TASK BRIEF: Please go through the records below and return every line holding the word "category".

EXERCISE DATA:

=-=-=-=-=

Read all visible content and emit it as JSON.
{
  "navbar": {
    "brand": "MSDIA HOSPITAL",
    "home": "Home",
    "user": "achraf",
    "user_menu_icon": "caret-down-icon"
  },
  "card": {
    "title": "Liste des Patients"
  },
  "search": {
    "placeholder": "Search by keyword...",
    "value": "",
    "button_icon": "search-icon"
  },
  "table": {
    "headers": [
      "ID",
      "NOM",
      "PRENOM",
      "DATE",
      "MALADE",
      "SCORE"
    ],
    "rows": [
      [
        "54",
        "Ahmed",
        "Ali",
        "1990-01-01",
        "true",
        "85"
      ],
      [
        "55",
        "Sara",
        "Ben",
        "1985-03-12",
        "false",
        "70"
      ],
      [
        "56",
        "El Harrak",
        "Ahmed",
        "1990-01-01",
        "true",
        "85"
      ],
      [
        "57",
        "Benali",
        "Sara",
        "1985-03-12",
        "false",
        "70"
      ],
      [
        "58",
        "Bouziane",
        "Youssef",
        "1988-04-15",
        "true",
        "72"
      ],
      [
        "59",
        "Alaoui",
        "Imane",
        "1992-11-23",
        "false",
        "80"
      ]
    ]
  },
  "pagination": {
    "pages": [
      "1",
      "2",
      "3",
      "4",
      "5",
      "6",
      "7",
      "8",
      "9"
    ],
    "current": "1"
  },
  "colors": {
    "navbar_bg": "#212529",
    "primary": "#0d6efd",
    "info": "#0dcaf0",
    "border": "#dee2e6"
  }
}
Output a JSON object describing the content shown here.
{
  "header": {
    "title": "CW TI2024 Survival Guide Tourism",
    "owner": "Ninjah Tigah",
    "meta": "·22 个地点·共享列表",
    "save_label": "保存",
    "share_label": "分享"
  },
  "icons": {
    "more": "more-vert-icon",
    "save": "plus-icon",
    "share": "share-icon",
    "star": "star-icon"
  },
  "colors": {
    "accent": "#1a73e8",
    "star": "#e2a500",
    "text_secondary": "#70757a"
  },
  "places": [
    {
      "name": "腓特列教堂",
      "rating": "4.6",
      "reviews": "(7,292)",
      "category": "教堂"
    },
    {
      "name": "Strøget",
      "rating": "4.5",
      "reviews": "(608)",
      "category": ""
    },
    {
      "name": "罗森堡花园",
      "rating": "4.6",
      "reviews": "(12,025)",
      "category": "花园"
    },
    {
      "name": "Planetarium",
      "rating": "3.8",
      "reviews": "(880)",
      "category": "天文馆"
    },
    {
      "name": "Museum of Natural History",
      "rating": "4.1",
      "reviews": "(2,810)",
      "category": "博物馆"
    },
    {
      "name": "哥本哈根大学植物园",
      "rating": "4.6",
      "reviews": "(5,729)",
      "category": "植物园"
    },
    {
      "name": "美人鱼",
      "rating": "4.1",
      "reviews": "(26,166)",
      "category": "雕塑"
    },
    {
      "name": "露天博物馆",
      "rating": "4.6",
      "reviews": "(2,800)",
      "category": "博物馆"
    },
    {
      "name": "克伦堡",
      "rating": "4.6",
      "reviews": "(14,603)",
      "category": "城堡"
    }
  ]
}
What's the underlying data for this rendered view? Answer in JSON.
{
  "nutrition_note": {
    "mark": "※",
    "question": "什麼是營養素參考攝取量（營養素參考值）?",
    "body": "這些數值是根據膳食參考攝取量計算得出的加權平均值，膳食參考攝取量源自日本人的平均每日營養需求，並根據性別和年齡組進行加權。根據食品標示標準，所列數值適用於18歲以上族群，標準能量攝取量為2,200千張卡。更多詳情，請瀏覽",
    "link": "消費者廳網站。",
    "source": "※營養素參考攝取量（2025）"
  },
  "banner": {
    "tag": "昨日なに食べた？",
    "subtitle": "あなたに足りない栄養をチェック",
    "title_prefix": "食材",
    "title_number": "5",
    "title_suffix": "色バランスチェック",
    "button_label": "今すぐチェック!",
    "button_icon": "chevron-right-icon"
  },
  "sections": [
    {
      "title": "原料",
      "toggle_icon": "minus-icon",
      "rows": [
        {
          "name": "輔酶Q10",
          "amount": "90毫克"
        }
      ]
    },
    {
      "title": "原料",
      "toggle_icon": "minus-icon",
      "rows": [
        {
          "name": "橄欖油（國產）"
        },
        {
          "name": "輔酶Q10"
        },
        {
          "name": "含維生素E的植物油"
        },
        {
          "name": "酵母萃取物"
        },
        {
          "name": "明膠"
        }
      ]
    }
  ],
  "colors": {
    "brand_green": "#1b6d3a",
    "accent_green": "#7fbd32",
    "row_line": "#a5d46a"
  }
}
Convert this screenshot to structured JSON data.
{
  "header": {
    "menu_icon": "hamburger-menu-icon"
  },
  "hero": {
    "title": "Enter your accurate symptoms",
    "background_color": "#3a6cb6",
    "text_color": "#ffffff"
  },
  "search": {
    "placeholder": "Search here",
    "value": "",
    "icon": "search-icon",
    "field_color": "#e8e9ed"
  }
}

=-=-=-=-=

REPLY TO THE EXERCISE:
      "category": "教堂"
      "category": ""
      "category": "花园"
      "category": "天文馆"
      "category": "博物馆"
      "category": "植物园"
      "category": "雕塑"
      "category": "博物馆"
      "category": "城堡"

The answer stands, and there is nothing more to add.